The US started arming the Syrian opposition  early on in the civil war. The arms were given to the opposition forces to fight the regime. The hope obviously was that a small proxy intervention of this kind would result in the quick ‘ouster’ of Assad. No doubt they were dreaming of Obama’s “teachers and dentists” forming a new Western leaning ‘democracy’ in Syria. However; entirely predictably, the situation quickly became more complex as radical Islamists came to the front of the fight against Assad and groups which could be described as ‘moderate’ or ‘democratic’ faded into the back ground.  US ‘partners’ Turkey and Saudi Arabia are thought to be backing some of these right-wing Sunni groups.  Now the US continues to arm ‘moderates’ in Syria , but increasingly the emphasis is on asking these groups to fight ISIS. The situation has spiraled out of control and US policy is adrift. It is clear that the US is never going to publicly admit that (once again) they’ve bungled a foreign intervention.

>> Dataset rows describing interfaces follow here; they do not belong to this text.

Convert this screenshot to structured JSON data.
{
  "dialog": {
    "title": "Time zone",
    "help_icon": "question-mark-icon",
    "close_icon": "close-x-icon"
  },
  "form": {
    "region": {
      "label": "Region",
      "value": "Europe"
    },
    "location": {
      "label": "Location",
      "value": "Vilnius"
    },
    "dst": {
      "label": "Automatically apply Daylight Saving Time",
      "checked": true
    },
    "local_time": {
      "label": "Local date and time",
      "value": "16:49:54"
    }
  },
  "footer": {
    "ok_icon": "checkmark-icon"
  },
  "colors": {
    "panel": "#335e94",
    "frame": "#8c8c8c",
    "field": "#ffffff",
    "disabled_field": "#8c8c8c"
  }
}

The policy appears to be to divert attention onto Russia – claiming that Russia is committing ‘war crimes’ in Syria. The Western media dutifully amplifies the message. But, as the leaked remarks by John Kerry reveal, the US is stuck. Their arming of proxies has failed to achieve the result they want. But, following previous disastrous illegal interventions, appetite in Congress for more foreign wars seems to be tiring – so a full-scale invasion is not an option. (Not to mention the possible conflict with Russia that would entail). They won’t go back and can’t go forwards. The result is that they continue to pour in arms  into a situation which is a military stalemate. It is a failed policy, but they won’t admit it. Their actions only drag out the war even longer.
The way out of this quagmire proposed by many in the Western political class is for Russia to drop its support for Assad.  But what then? The likely result in not a democracy run by teachers and dentists but a chaotic state with right-wing Sunni groups at the front – and possibly a new war of in-fighting between these various groups. (ISIS and Al-Qaeda are already at each other’s throats). Look at Libya for example. The call for Russia to back off is as short-sighted as the original intervention.